Dental crowns are used to restore severely damaged teeth. A dental crown covers the entire visible portion of the tooth above the gumline. The procedure involves removing decayed dentin portions and shaping the remaining healthy tooth structure to ensure a proper fit. The crown is cemented over the prepared tooth, providing protection, strength, and improved aesthetics. 

Preventive Measures

Given dentin’s important role in maintaining tooth structure and function, preventing its damage is crucial for oral health. The following preventative measures are essential for maintaining dentin integrity: 

Proper Oral Care Routine

Observing a consistent oral care routine that involves regular brushing and flossing helps maintain a strong and healthy dentin. Brushing your teeth twice daily using fluoride toothpaste helps remineralize the enamel and prevent dentin erosion. Remember to use the proper brushing technique and a soft-bristled toothbrush to avoid damaging your teeth and gums. 
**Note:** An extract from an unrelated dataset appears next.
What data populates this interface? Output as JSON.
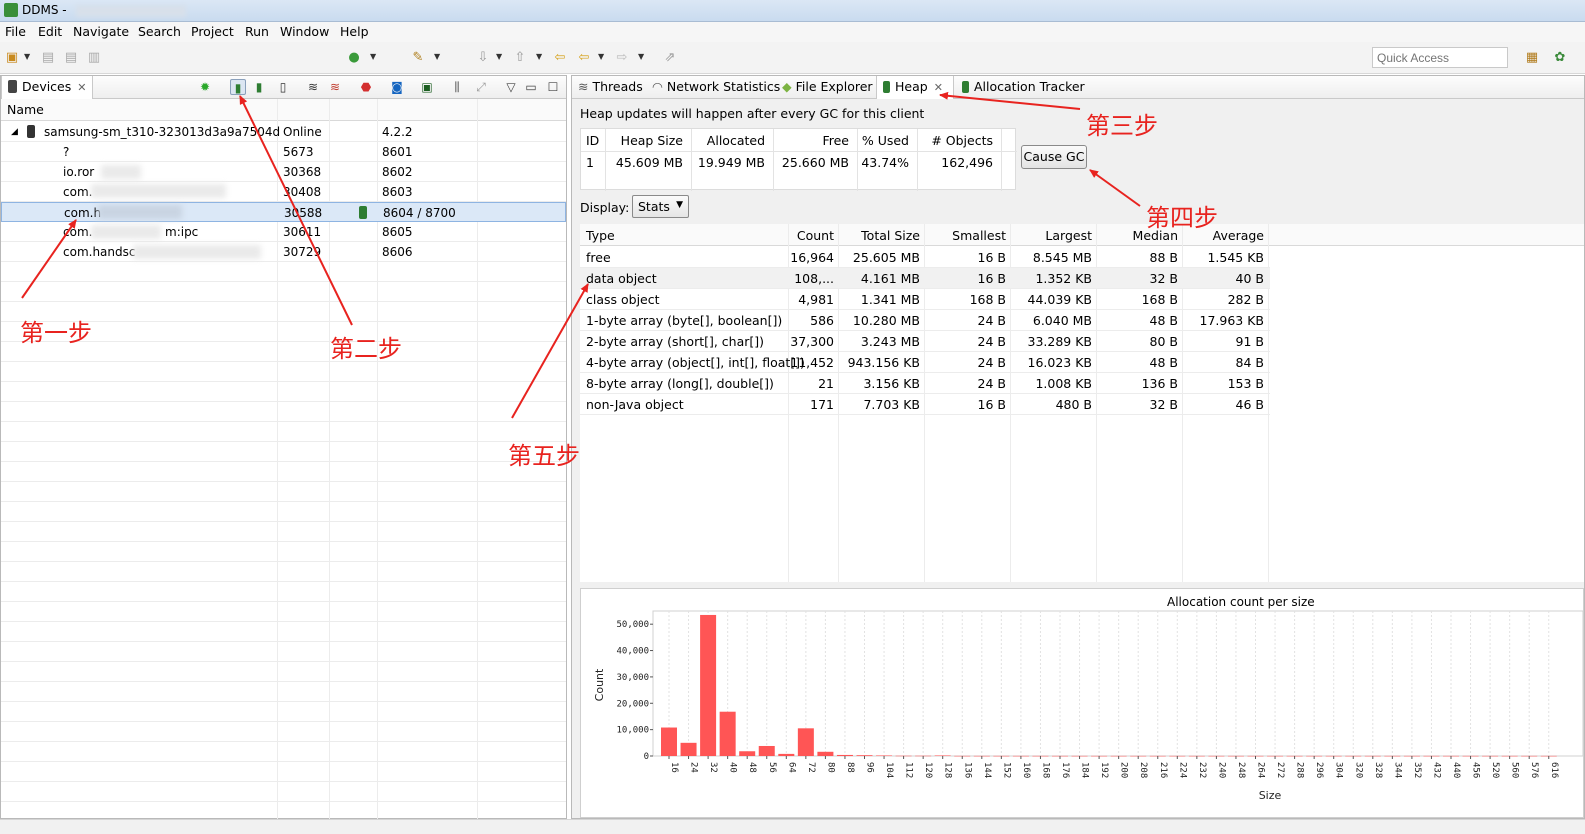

Flossing and mouthwash complement toothbrushing by preventing plaque and tartar buildup in areas your toothbrush can’t reach effectively. 

Balanced Diet and Hydration

Eating a balanced diet is crucial to your dental health. For example, foods rich in calcium and phosphorus, like leafy greens, lean meats, and dairy products, contribute to strong teeth and bones. Additionally, foods rich in Vitamin D, like fortified dairy and seafood, aid in calcium absorption.

Hydration also plays a crucial role in maintaining a healthy dentin. Water keeps the mouth moist and helps maintain saliva production, which is important for neutralizing acids and cleaning the teeth.  

Furthermore, reducing your intake of sugary and acidic foods reduces the risk of enamel and dentin erosion. However, if you can’t avoid such foods, rinsing your mouth with water immediately after consumption is recommended.

Avoid Harmful Habits

Treat your teeth with care. 

Refrain from teeth grinding or using the teeth as tools since such habits can wear down the enamel and compromise dentin integrity. Talk to your dentist if you struggle with compulsive teeth grinding. They may recommend wearing a mouthguard and other personalized solutions to address this issue.

You should also avoid smoking cigarettes or consuming tobacco products. Cigarette smoke and other tobacco products contain various substances that increase the risk of gum disease and other dental complications that could negatively affect dentin.  

Regular Dental Checkups

The importance of regular checkups and professional dental guidance cannot be overstated. Regular dental checkups allow for early detection and treatment of dental issues before they can cause further damage. 

Additionally, dental checkups often involve professional teeth cleaning. This thorough process removes plaque and tartar buildup from the teeth, which reduces the risk of dentin damage through cavity formation. Regular checkups allow your dentist to assess your teeth and offer personalized tips to improve your oral care regimen and dental health. 

Dentin plays a crucial role in oral health by providing structural support to the enamel, acting as a secondary barrier to the tooth’s sensitive nerves, and facilitating dentinogenesis. Prioritizing dentin health by practicing good oral hygiene, eating a balanced diet, and attending regular dental checkups reduces the risk of tooth sensitivity, cavities, and other dental health problems. 

If you’re seeking more in-depth information on dental health, our website is a treasure trove of informative oral care content. Remember, don’t hesitate to schedule an appointment with our experienced dental team for personalized and affordable dental care.